This is why purified water is preferred. Since the water passes over the grounds relatively quickly, more osmotic pressure means more coffee flavor. However, this comes with the risk of over-extraction of the grounds and drawing out the bitter, oily contents of the bean. There are a few ways to mitigate this.
First and foremost, make sure your coffee grounds are coarse. This will both ensure that the osmotic pressure doesn’t completely purge the oils from the bean as well as make sure there are no loose grounds that bypass the mesh and make it into your cup.
Timing is another key factor in making the perfect French press, but what counts as “perfect” depends on the person brewing the coffee. Conventional wisdom tells us to brew for three to four minutes, but there is a new trend of brewing for longer, more like six to eight minutes. Those who prefer the shorter windows will argue that longer brewing risks over-extraction, leaving the coffee bitter and oily, while the long-timers claim the extra brew time brings out subtle, unique flavors.
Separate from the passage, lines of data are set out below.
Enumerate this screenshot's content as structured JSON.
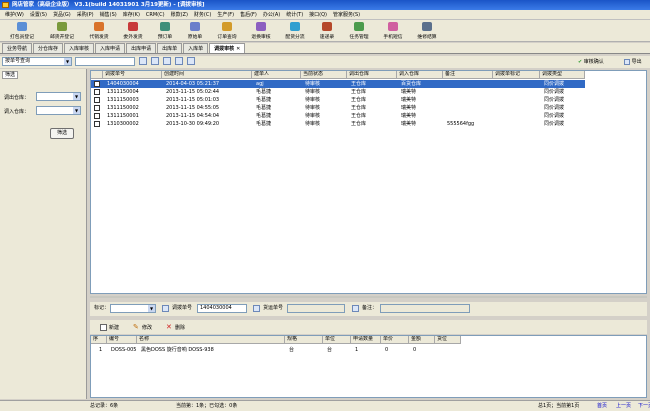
{
  "window": {
    "title": "网店管家（高级企业版） V3.1(build 14031901 3月19更新) - [调拨审核]"
  },
  "menu": [
    "维护(W)",
    "设置(S)",
    "货品(G)",
    "采购(P)",
    "销售(S)",
    "库存(K)",
    "CRM(C)",
    "账款(Z)",
    "财务(C)",
    "生产(F)",
    "售后(F)",
    "办公(A)",
    "统计(T)",
    "接口(Q)",
    "管家服务(S)"
  ],
  "toolbar": [
    {
      "label": "打包员登记",
      "color": "#5b8fd6"
    },
    {
      "label": "邮货开登记",
      "color": "#7a9a3c"
    },
    {
      "label": "代销发货",
      "color": "#d9732a"
    },
    {
      "label": "委外发货",
      "color": "#c83a3a"
    },
    {
      "label": "预订单",
      "color": "#3f8f7a"
    },
    {
      "label": "原始单",
      "color": "#6b7ecb"
    },
    {
      "label": "订单查询",
      "color": "#d39b2a"
    },
    {
      "label": "退换审核",
      "color": "#8c5fc0"
    },
    {
      "label": "配货分流",
      "color": "#2f9fd0"
    },
    {
      "label": "速递录",
      "color": "#b5482a"
    },
    {
      "label": "任务管理",
      "color": "#4c9b4c"
    },
    {
      "label": "手机短信",
      "color": "#d05fa0"
    },
    {
      "label": "维修结算",
      "color": "#5a6f8c"
    }
  ],
  "subtabs": [
    {
      "label": "业务导航",
      "active": false
    },
    {
      "label": "分仓库存",
      "active": false
    },
    {
      "label": "入库审核",
      "active": false
    },
    {
      "label": "入库申请",
      "active": false
    },
    {
      "label": "出库申请",
      "active": false
    },
    {
      "label": "出库单",
      "active": false
    },
    {
      "label": "入库单",
      "active": false
    },
    {
      "label": "调拨审核",
      "active": true
    }
  ],
  "filter": {
    "query_combo": "按单号查询",
    "approve_label": "审核确认",
    "export_label": "导出"
  },
  "left_panel": {
    "tab": "筛选",
    "out_wh_label": "调出仓库：",
    "in_wh_label": "调入仓库：",
    "filter_button": "筛选"
  },
  "grid": {
    "columns": [
      "调拨单号",
      "创建时间",
      "建单人",
      "当前状态",
      "调出仓库",
      "调入仓库",
      "备注",
      "调拨单标记",
      "调拨类型"
    ],
    "rows": [
      [
        "1404030004",
        "2014-04-03  05:21:37",
        "agj",
        "待审核",
        "王仓库",
        "百货仓库",
        "",
        "",
        "同价调拨"
      ],
      [
        "1311150004",
        "2013-11-15  05:02:44",
        "毛葛捷",
        "待审核",
        "王仓库",
        "瑞美特",
        "",
        "",
        "同价调拨"
      ],
      [
        "1311150003",
        "2013-11-15  05:01:03",
        "毛葛捷",
        "待审核",
        "王仓库",
        "瑞美特",
        "",
        "",
        "同价调拨"
      ],
      [
        "1311150002",
        "2013-11-15  04:55:05",
        "毛葛捷",
        "待审核",
        "王仓库",
        "瑞美特",
        "",
        "",
        "同价调拨"
      ],
      [
        "1311150001",
        "2013-11-15  04:54:04",
        "毛葛捷",
        "待审核",
        "王仓库",
        "瑞美特",
        "",
        "",
        "同价调拨"
      ],
      [
        "1310300002",
        "2013-10-30  09:49:20",
        "毛葛捷",
        "待审核",
        "王仓库",
        "瑞美特",
        "555564fgg",
        "",
        "同价调拨"
      ]
    ]
  },
  "detail": {
    "mark_label": "标记：",
    "order_no_label": "调拨单号",
    "order_no": "1404030004",
    "ship_no_label": "货运单号",
    "ship_no": "",
    "remark_label": "备注：",
    "remark": ""
  },
  "actions": {
    "new": "新建",
    "edit": "修改",
    "delete": "删除"
  },
  "grid2": {
    "columns": [
      "序",
      "编号",
      "名称",
      "规格",
      "单位",
      "申请数量",
      "单价",
      "金额",
      "货位"
    ],
    "rows": [
      [
        "1",
        "DOSS-005",
        "黑色DOSS 旋行音响 DOSS-938",
        "台",
        "台",
        "1",
        "0",
        "0",
        ""
      ]
    ]
  },
  "status": {
    "total": "总记录：6条",
    "current": "当前第：1条；已勾选：0条",
    "pages": "总1页；当前第1页",
    "first": "首页",
    "prev": "上一页",
    "next": "下一页"
  }
}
With longer steep times, it’s possible the osmotic pressure decreases over time as the concentration inside the grounds lowers, and the stronger coffee can create a more complex brew. Ultimately, you’ll want to experiment to see which method you prefer and how long is too long for your taste, but consider three minutes your minimum.
To start, you’ll want coarsely ground coffee that resembles coarse sea salt or steel-cut oats. If you have a home grinder, start by using the largest setting, or tell your coffee vendor you would like a French press grind. Again, bigger is better because it will greatly reduce the amount of sediment that shows up in the finished cup, and it will help the brewed coffee pass cleanly through the plunger mesh.
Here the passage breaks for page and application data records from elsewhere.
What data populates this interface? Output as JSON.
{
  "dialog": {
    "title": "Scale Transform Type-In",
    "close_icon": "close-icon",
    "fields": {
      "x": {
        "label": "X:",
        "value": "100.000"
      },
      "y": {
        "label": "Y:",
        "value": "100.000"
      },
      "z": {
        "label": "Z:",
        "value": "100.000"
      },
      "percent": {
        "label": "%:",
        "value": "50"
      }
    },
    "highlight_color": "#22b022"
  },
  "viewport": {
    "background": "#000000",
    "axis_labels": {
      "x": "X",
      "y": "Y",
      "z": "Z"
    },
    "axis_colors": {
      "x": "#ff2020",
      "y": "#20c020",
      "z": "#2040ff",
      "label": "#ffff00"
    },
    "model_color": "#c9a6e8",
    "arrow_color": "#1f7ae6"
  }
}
When you boil your water, make sure to heat enough water for two cylinders’ worth. Once the water has come to a boil, immediately fill the French press before adding the grounds. This will heat up the cylinder so that, when you brew your coffee, the temperature doesn’t drop right away.
After about 30 seconds of letting the water sit in your French press, pour out the first batch of water. At this point, you’re ready to add your grounds, and the remaining water in your kettle should be at just about the right temperature. Pour in just enough water to cover the grounds and then stop. This step is often referred to as blooming the coffee, and it’s required, as it allows trapped carbon dioxide to escape before the beans can properly steep. This release of gas causes a foamy top layer that drags some of the grounds to the surface, so you’ll want to let all the gas escape for about 30 to 45 seconds before gently stirring the grounds, allowing them to settle back into the water.
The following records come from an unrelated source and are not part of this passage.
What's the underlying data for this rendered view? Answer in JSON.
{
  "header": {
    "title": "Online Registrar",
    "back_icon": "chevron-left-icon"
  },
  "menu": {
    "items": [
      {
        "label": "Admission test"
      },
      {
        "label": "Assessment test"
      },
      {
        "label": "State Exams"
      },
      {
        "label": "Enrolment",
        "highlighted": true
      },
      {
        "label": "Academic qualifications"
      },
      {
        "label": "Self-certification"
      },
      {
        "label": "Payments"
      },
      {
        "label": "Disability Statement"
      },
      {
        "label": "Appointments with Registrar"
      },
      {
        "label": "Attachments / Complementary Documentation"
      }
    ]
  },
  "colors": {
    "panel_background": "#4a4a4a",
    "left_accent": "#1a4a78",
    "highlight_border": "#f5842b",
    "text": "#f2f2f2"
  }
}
Finish filling your cylinder and put the plunger on, pressing it down ever so slightly to make sure no grounds are floating above the water level. You’ll want to use between 60 and 70 grams of coffee per liter of water. That’s about a 1:15 mass ratio if you want to take the time to weigh things out. After letting your brew steep for your chosen period of time, you’ll be ready to filter it.
Press down on the plunger gently but firmly until it reaches the bottom of the cylinder. Don’t fight it if it sticks; just pull it back up an inch and gently try again. It’s important not to agitate the grounds at the last second or to try squeezing out some extra liquid from them, since this risks making the coffee bitter. In addition, if you disrupt the grounds too much or misalign the plunger, you might get unwanted sediment in your coffee. Unlike drip or filter coffee, the French press doesn’t have a paper filter, so it allows more natural oils and microscopic grinds, known as fines, to be released into your cup. These elements give the French press its signature body and richness, so don’t be alarmed if your coffee feels a little more viscous than usual; that’s all part of the experience.